Feminism doesn’t mean tying women to their careers
Editor // 9 July 2009
Last week Sarah Palin, the previously-unknown governor of Alaska who burst onto the scene as John McCain’s running mate in the US 2008 election season, claiming to be an example of how to break through glass ceilings, unexpectedly decided to quit her position with 18 months to go.
Palin has given various reasons for stepping down: primarily her home life and her family. However, the pundits and commentators are not satisfied with her explanation. In fact, female pundits are particularly upset about it.
Several prominent women have come out to lambast Palin, on the grounds that she has apparently broken some kind of feminist covenant. Apparently there is no way that Palin, or any woman for that matter, could possibly ever want to put her family before her career. God forbid. She’s now being called a ‘quitter’.
To be honest, I don’t care much for Sarah Palin. I found her to be disingenuous, a race-baiter and not someone that I could relate with or aspire to. Her political views on issues like abortion did little to advance the progress of women’s rights and as a minority female, she is the antithesis of much that I believe in. However, I take umbrage with this idea that there is any one, fixed way in which a woman – including Sarah Palin – should behave when it comes to making choices about her life. Isn’t the whole point of feminism to enable women to have the power and right to choose?
Asserting that a woman should be concerned primarily with her career is no different to me than asserting that a woman needs necessarily only concern herself with cooking and cleaning. A woman shouldn’t have to be concerned about any particular thing – she should have the option to decide for herself what is a priority, without other people condemning her for that.
Perhaps Sarah Palin’s family is more important to her than her career. Perhaps being there for her children and raising them to be healthy and well-balanced individuals is not worth sacrificing. When did being a mother – and being there fully – become such a taboo? Surely her ability to choose should be celebrated by feminists?

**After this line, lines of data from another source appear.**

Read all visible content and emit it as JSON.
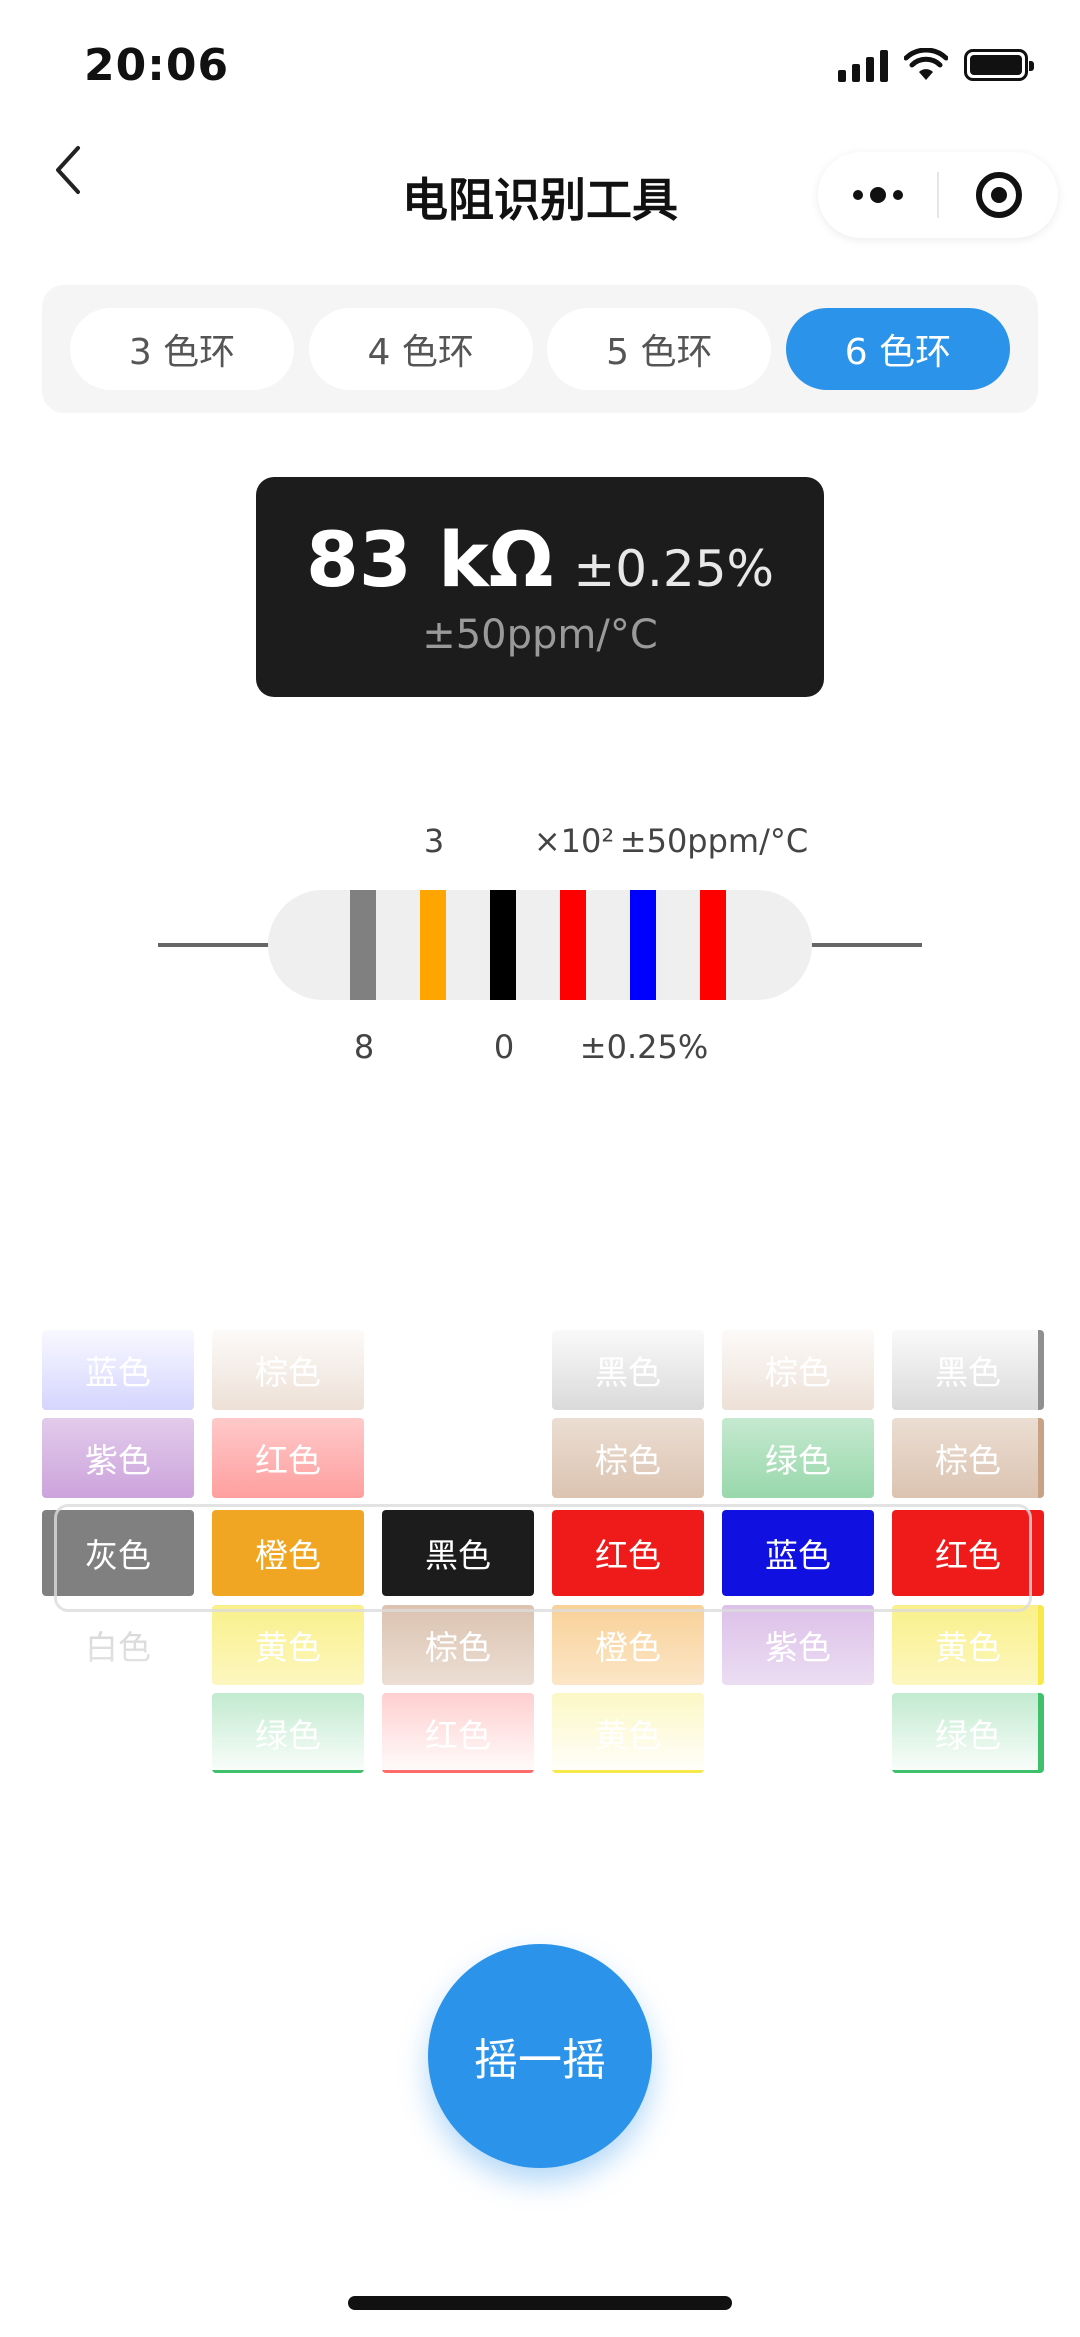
{
  "status_bar": {
    "time": "20:06"
  },
  "nav": {
    "title": "电阻识别工具"
  },
  "tabs": [
    {
      "label": "3 色环",
      "active": false
    },
    {
      "label": "4 色环",
      "active": false
    },
    {
      "label": "5 色环",
      "active": false
    },
    {
      "label": "6 色环",
      "active": true
    }
  ],
  "result": {
    "value": "83 kΩ",
    "tolerance": "±0.25%",
    "temp_coeff": "±50ppm/°C"
  },
  "resistor": {
    "labels_top": [
      "3",
      "×10²",
      "±50ppm/°C"
    ],
    "labels_bottom": [
      "8",
      "0",
      "±0.25%"
    ],
    "bands": [
      "#808080",
      "#ffa500",
      "#000000",
      "#ff0000",
      "#0000ff",
      "#ff0000"
    ]
  },
  "picker": {
    "columns": [
      {
        "items": [
          {
            "label": "蓝色",
            "color": "#8080ff"
          },
          {
            "label": "紫色",
            "color": "#b070c8"
          },
          {
            "label": "灰色",
            "color": "#808080"
          },
          {
            "label": "白色",
            "color": "#ffffff"
          }
        ]
      },
      {
        "items": [
          {
            "label": "棕色",
            "color": "#c8a285"
          },
          {
            "label": "红色",
            "color": "#ff6a6a"
          },
          {
            "label": "橙色",
            "color": "#f0a623"
          },
          {
            "label": "黄色",
            "color": "#f7e84b"
          },
          {
            "label": "绿色",
            "color": "#3fc06a"
          }
        ]
      },
      {
        "items": [
          {
            "label": "",
            "color": "#ffffff"
          },
          {
            "label": "",
            "color": "#ffffff"
          },
          {
            "label": "黑色",
            "color": "#1c1c1c"
          },
          {
            "label": "棕色",
            "color": "#c8a285"
          },
          {
            "label": "红色",
            "color": "#ff6a6a"
          }
        ]
      },
      {
        "items": [
          {
            "label": "黑色",
            "color": "#909090"
          },
          {
            "label": "棕色",
            "color": "#c8a285"
          },
          {
            "label": "红色",
            "color": "#ef1b1b"
          },
          {
            "label": "橙色",
            "color": "#f5b860"
          },
          {
            "label": "黄色",
            "color": "#f7e84b"
          }
        ]
      },
      {
        "items": [
          {
            "label": "棕色",
            "color": "#c8a285"
          },
          {
            "label": "绿色",
            "color": "#5fc27c"
          },
          {
            "label": "蓝色",
            "color": "#1010e0"
          },
          {
            "label": "紫色",
            "color": "#c99fdc"
          }
        ]
      },
      {
        "items": [
          {
            "label": "黑色",
            "color": "#909090"
          },
          {
            "label": "棕色",
            "color": "#c8a285"
          },
          {
            "label": "红色",
            "color": "#ef1b1b"
          },
          {
            "label": "黄色",
            "color": "#f7e84b"
          },
          {
            "label": "绿色",
            "color": "#3fc06a"
          }
        ]
      }
    ]
  },
  "shake_button": {
    "label": "摇一摇"
  }
}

Interestingly enough, similar disdain has been cast upon First Lady Michelle Obama in the past for choosing to become the self-titled ‘Mom-In-Chief’. Some seem to feel that you can only truly be a powerful woman if you are a superwoman; that somehow admitting that you are human and perhaps unwilling or even unable to cope with the demands of both a high pressured career and the needs of a family is a sign of weakness and is antithetical to feminism.
As a 28-year-old woman approaching the age when getting married and having babies seems to be the most popular pastime among my friends, I have been interested to note how many of my girlfriends – all well educated, successful women – can’t wait to become mothers and look after their children. There are a number who are willing to give up their careers to do so. And it’s not because, like Sarah Palin, they have to, it’s because they can.
The women’s rights movement gave women choices. Let’s celebrate, not criticise, them for exercising those choices.